Sunday, January 15, 2012

Gardening at High Elevation, in New Mexico

by Sara Douglas Scott

Gardening at 5000 feet in elevation in Albuquerque, NM presents some unique challenges:
· Negligible precipitation: 7-8 inches on average annually.
· Radical daily temperature fluctuations. A 40 degree swing in a day is normal, but up to 60 degree fluctuations occur from time to time.
· Intense sunlight and heat: summer temperatures of at least 90 to 100 degrees and blinding UV year-round.
· Soil lacking organic matter.
· Fiercely dry winds.
In my experience, grasses take this environment in stride. Not surprisingly, Albuquerque and much of New Mexico were once vast grasslands. Of the 29 ornamental grass genera offered by Bluestem, 20 of them (species thereof) are recommended in our New Mexico-specific gardening books and nursery catalogs/websites (see list below). The remaining 9 require either cool temperatures, significant moisture, shade, or acidic soil, or a combination thereof, conditions that do not occur naturally in most gardens here. New Mexico is a large state with many varied microclimates, however, and the intrepid gardener in a mountain or riparian setting, where it is cooler, moister, and/or shadier, might find success growing these more tender grasses (though some extra TLC could be required).

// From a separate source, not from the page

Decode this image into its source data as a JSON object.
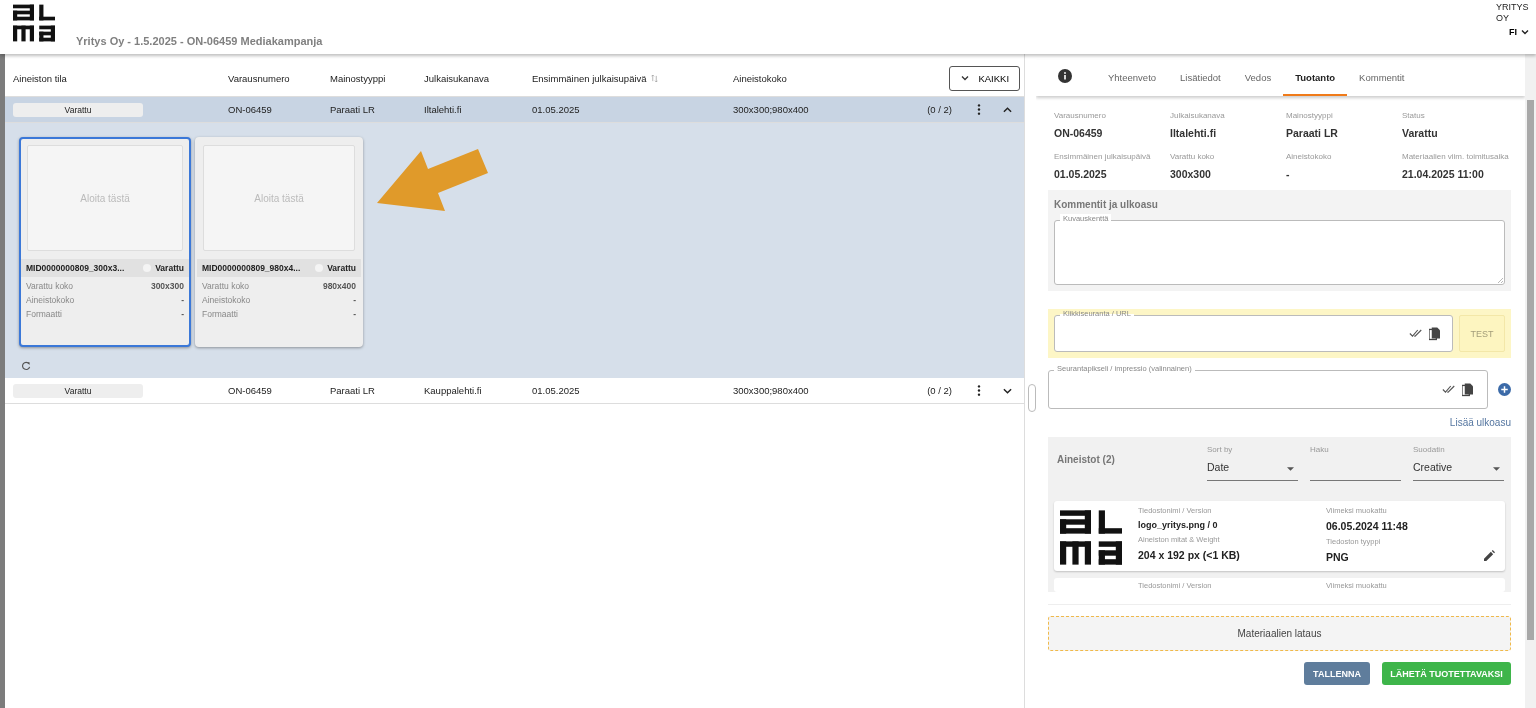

part of Sara's beautiful garden
With the exception of native New Mexican plants, ornamental grasses are the most reliable and hardy group of plants that I have used in my garden. One must remember, however, that they are not (typically) native and will require more thought as to location in the garden and water needs. Before ordering, be sure to consult local gardening resources (books, websites, nurseries, extension services, etc…) as to the particular species and its use and care. If you provide for the needs of the particular grass, however, you will be rewarded with year-round textural interest, a beautiful visual counterpoint for your perennials, and a lovely performance as the grass dances in the wind.

Ornamental grass genera, species thereof, known to grow in New Mexico or parts of New Mexico are (check local resources on particular species):

Thanks to Sara for submitting this information.